======== Dataset extract

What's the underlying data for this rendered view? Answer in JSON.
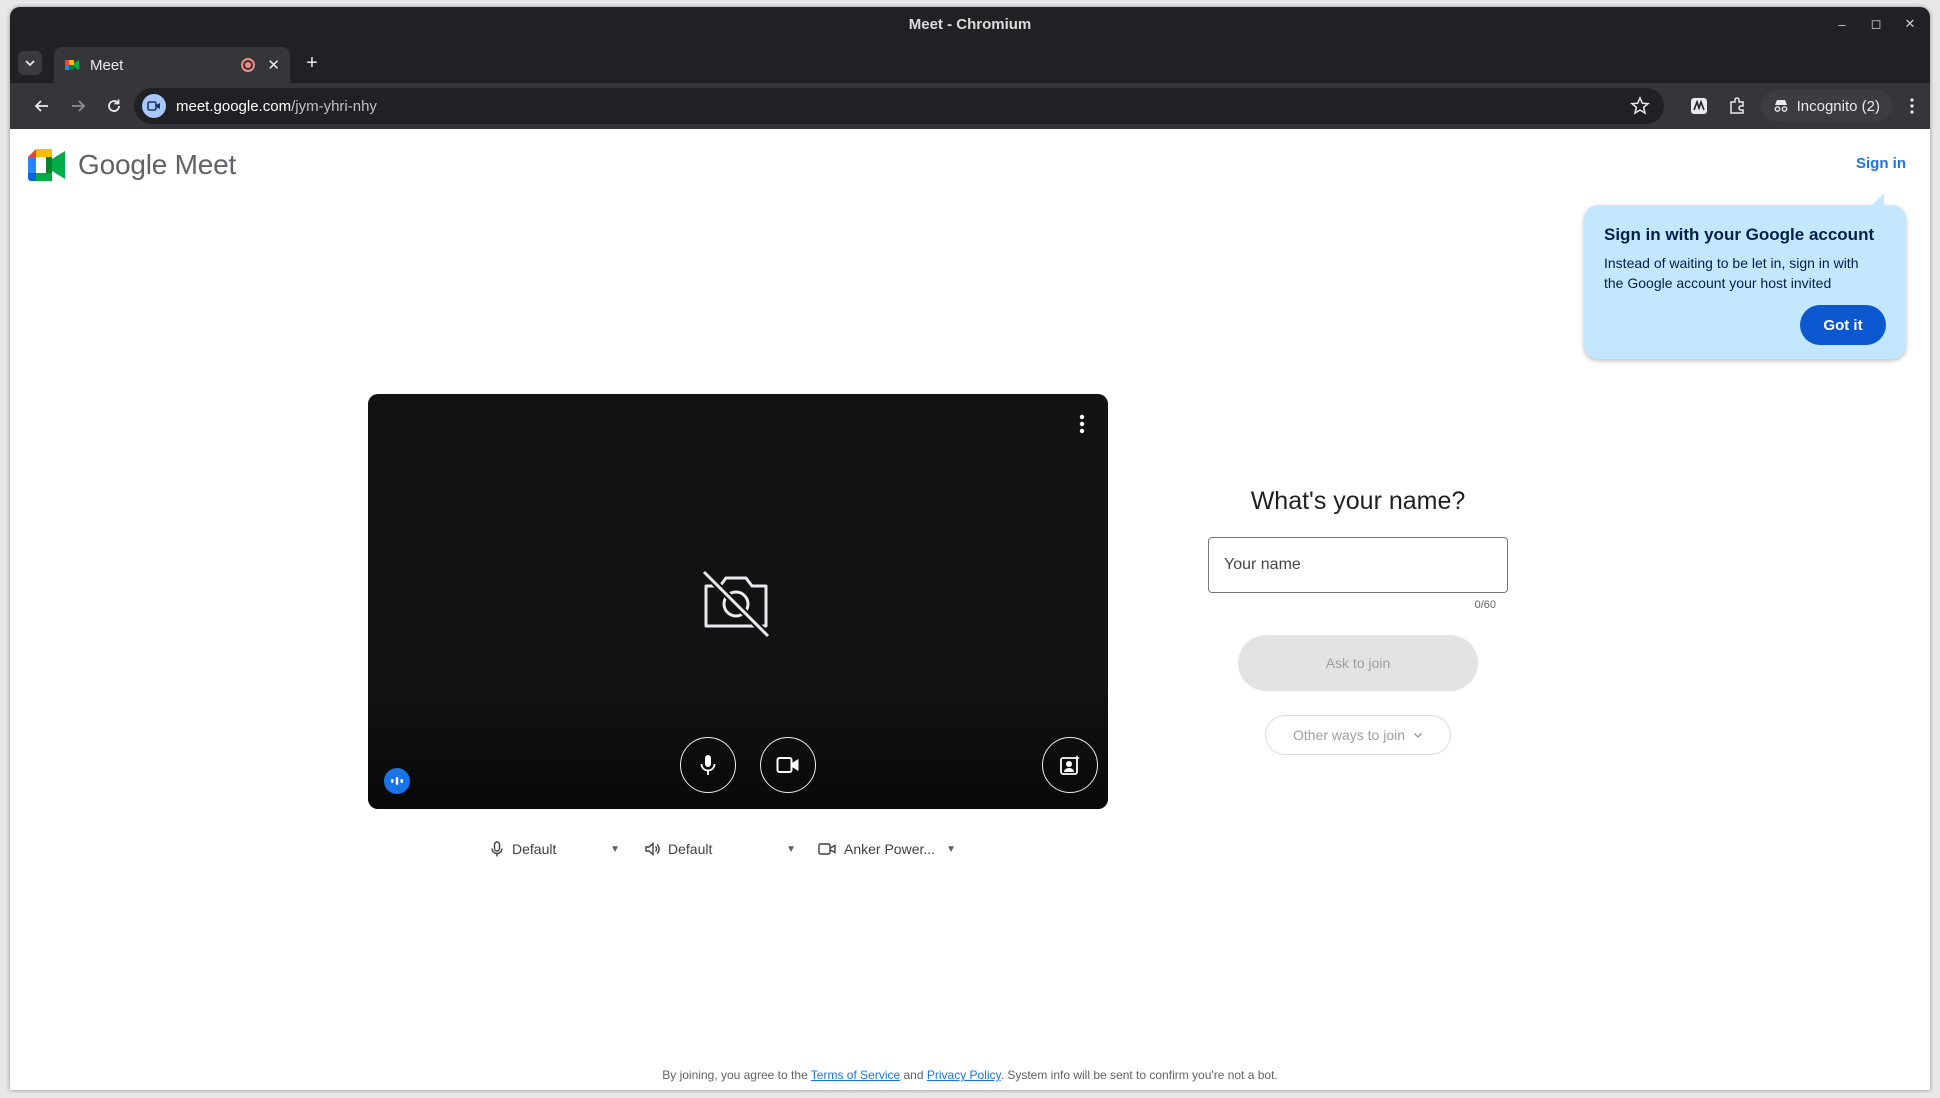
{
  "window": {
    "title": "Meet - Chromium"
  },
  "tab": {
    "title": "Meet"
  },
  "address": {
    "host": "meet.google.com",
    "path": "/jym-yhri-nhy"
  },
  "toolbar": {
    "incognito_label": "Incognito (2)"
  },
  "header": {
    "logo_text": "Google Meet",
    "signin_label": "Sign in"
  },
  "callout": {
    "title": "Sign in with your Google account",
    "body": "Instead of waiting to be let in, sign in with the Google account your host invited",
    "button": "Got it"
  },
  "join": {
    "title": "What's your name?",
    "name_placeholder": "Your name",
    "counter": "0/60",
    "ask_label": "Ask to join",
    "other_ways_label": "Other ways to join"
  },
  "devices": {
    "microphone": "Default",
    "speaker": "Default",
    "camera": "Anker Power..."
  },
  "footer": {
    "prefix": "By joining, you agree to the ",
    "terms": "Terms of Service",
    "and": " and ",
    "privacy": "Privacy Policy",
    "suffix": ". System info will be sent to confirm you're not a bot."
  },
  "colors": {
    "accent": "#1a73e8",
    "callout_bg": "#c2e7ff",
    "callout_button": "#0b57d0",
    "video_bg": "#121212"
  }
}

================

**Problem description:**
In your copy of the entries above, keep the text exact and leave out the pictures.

**Answer for the task:**
What's the underlying data for this rendered view? Answer in JSON.
{
  "window": {
    "title": "Meet - Chromium"
  },
  "tab": {
    "title": "Meet"
  },
  "address": {
    "host": "meet.google.com",
    "path": "/jym-yhri-nhy"
  },
  "toolbar": {
    "incognito_label": "Incognito (2)"
  },
  "header": {
    "logo_text": "Google Meet",
    "signin_label": "Sign in"
  },
  "callout": {
    "title": "Sign in with your Google account",
    "body": "Instead of waiting to be let in, sign in with the Google account your host invited",
    "button": "Got it"
  },
  "join": {
    "title": "What's your name?",
    "name_placeholder": "Your name",
    "counter": "0/60",
    "ask_label": "Ask to join",
    "other_ways_label": "Other ways to join"
  },
  "devices": {
    "microphone": "Default",
    "speaker": "Default",
    "camera": "Anker Power..."
  },
  "footer": {
    "prefix": "By joining, you agree to the ",
    "terms": "Terms of Service",
    "and": " and ",
    "privacy": "Privacy Policy",
    "suffix": ". System info will be sent to confirm you're not a bot."
  },
  "colors": {
    "accent": "#1a73e8",
    "callout_bg": "#c2e7ff",
    "callout_button": "#0b57d0",
    "video_bg": "#121212"
  }
}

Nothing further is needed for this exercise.